(Available records)

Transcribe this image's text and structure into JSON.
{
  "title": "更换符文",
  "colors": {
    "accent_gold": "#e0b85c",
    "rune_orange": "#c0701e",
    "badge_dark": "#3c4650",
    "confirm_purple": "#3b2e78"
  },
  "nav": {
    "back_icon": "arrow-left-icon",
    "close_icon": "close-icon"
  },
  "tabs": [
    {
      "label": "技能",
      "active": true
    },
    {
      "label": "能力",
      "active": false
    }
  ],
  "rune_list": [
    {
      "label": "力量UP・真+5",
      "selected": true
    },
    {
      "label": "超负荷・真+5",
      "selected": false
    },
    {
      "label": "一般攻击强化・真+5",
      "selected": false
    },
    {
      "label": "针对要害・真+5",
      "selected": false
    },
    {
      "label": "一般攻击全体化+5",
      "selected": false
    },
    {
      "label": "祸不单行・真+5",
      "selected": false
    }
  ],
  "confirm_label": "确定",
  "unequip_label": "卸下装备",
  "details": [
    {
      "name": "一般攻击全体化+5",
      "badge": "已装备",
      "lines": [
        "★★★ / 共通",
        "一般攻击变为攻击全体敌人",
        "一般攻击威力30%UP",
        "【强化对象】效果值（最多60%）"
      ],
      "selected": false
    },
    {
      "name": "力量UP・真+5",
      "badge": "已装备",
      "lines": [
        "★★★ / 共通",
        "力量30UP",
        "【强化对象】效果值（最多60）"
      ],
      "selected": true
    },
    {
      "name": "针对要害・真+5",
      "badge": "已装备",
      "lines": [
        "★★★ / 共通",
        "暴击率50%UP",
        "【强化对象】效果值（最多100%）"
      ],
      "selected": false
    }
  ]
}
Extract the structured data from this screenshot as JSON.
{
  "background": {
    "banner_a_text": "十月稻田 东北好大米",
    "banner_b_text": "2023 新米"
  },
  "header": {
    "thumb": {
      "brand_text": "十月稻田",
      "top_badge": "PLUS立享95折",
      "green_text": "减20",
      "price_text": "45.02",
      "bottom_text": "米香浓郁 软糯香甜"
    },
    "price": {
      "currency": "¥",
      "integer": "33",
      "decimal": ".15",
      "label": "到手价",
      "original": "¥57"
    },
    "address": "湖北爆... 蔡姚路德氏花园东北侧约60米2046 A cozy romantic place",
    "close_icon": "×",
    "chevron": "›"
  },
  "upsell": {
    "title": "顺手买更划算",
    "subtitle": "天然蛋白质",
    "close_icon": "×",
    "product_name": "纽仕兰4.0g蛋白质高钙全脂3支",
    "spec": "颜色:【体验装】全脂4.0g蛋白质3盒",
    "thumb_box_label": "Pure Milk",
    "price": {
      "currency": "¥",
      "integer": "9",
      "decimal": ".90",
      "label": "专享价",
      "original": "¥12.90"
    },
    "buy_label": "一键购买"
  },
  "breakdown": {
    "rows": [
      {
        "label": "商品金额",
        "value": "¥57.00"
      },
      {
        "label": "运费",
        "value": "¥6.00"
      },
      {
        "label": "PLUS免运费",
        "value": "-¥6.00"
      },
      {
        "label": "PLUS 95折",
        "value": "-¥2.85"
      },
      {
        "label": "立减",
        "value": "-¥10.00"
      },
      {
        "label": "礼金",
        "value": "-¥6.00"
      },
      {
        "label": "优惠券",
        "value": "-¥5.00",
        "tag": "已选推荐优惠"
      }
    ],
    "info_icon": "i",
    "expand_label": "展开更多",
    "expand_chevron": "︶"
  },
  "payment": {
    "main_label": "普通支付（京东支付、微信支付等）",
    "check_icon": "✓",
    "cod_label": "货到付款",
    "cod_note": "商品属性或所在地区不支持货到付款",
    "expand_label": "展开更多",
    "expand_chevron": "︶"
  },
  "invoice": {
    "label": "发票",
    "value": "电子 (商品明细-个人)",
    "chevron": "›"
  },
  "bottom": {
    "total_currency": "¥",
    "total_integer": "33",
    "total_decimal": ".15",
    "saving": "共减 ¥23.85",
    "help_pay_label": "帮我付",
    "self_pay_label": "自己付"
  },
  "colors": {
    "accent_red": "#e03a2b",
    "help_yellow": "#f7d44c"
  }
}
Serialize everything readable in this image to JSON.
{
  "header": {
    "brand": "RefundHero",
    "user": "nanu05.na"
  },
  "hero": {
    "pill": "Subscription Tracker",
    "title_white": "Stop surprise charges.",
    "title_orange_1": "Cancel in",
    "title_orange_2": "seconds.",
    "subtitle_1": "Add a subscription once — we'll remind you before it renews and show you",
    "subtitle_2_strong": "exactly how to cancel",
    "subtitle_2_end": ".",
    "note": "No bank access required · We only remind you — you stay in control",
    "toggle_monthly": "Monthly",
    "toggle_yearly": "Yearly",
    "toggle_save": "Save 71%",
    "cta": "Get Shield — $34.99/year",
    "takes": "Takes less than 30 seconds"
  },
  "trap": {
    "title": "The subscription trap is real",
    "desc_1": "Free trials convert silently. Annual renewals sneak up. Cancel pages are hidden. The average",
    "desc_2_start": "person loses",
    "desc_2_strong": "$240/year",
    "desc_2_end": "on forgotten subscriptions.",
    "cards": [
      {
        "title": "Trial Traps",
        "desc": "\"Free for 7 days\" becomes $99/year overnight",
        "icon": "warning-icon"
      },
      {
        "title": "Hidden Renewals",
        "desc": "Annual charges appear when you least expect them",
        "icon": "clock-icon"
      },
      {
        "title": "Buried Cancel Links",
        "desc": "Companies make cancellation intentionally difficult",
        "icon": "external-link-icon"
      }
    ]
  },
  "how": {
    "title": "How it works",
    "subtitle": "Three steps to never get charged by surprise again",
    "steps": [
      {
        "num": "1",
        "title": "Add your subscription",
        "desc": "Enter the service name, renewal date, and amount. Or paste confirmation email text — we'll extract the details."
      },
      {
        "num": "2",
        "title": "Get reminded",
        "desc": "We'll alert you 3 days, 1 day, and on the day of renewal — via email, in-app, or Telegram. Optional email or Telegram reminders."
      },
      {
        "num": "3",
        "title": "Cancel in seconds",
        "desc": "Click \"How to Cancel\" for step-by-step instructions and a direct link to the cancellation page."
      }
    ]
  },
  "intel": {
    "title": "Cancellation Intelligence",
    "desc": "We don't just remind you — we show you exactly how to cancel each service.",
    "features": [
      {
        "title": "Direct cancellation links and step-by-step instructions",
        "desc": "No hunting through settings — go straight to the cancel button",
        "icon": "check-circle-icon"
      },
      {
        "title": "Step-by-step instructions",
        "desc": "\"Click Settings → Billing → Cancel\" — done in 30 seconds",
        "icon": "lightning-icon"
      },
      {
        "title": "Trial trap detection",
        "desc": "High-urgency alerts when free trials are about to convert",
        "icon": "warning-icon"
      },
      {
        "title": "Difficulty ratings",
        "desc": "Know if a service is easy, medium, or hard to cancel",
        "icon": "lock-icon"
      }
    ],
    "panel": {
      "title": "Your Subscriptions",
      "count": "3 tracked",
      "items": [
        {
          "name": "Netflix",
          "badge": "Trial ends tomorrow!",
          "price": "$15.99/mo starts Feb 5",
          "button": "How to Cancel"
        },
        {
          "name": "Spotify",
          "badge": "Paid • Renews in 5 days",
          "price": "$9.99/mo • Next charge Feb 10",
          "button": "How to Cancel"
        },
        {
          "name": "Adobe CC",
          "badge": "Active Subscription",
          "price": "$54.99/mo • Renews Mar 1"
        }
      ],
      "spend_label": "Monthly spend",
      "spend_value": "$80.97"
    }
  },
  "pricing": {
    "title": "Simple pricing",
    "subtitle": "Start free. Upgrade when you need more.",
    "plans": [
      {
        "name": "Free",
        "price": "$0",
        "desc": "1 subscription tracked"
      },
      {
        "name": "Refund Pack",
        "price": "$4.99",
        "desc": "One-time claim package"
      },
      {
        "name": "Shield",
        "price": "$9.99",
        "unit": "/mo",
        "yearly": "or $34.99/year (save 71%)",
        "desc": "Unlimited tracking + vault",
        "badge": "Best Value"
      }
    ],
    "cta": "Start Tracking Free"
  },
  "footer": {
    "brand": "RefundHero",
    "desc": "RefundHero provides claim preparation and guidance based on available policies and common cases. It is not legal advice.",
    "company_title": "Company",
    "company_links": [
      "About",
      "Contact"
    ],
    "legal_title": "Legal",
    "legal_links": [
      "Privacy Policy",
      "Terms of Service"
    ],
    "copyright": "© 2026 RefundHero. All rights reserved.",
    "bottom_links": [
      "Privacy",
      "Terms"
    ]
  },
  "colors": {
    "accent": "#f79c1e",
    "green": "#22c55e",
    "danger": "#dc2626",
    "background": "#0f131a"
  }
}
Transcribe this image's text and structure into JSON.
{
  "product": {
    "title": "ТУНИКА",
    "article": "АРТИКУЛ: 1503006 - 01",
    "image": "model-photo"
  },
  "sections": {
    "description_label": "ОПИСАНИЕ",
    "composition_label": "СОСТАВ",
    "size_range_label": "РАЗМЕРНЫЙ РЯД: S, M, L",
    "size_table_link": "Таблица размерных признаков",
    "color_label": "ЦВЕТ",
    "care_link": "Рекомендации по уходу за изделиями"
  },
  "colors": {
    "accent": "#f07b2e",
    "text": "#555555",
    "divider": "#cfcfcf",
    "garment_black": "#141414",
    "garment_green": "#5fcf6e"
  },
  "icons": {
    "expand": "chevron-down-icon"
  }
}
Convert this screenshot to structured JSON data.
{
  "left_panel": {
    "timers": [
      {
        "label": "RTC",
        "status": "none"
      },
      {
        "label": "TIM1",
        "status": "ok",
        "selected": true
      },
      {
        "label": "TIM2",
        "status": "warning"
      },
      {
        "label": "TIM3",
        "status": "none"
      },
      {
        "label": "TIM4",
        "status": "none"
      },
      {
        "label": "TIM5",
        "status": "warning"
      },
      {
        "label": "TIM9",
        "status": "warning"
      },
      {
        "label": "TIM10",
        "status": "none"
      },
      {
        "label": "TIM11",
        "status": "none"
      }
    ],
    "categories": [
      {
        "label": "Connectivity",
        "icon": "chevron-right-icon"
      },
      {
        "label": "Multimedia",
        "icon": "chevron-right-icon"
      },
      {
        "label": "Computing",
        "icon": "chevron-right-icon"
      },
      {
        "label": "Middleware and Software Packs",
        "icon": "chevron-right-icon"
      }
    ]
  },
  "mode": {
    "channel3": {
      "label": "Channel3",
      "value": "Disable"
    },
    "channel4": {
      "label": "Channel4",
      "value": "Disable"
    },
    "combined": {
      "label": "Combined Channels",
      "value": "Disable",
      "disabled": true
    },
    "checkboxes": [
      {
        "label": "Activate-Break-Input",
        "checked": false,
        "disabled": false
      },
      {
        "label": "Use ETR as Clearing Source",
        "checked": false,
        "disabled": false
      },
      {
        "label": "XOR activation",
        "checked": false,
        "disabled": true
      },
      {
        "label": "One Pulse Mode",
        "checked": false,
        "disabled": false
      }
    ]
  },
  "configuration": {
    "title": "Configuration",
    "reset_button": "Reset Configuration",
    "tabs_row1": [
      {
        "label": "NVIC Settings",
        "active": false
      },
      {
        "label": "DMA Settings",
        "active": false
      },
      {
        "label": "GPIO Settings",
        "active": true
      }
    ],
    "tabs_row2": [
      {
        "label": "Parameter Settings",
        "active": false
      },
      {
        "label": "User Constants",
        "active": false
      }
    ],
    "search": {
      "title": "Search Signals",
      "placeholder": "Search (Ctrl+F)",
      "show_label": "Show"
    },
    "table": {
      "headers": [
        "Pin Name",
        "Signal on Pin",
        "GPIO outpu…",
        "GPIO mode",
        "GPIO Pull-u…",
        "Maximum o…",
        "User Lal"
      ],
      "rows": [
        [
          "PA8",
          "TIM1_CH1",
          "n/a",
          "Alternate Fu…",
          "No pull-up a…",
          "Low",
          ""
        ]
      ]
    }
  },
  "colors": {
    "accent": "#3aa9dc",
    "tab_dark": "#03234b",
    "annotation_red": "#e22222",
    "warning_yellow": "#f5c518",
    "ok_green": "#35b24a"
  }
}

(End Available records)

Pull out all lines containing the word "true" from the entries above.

      "active": true
      "selected": true
      "selected": true
        "selected": true
      "disabled": true
        "disabled": true
        "active": true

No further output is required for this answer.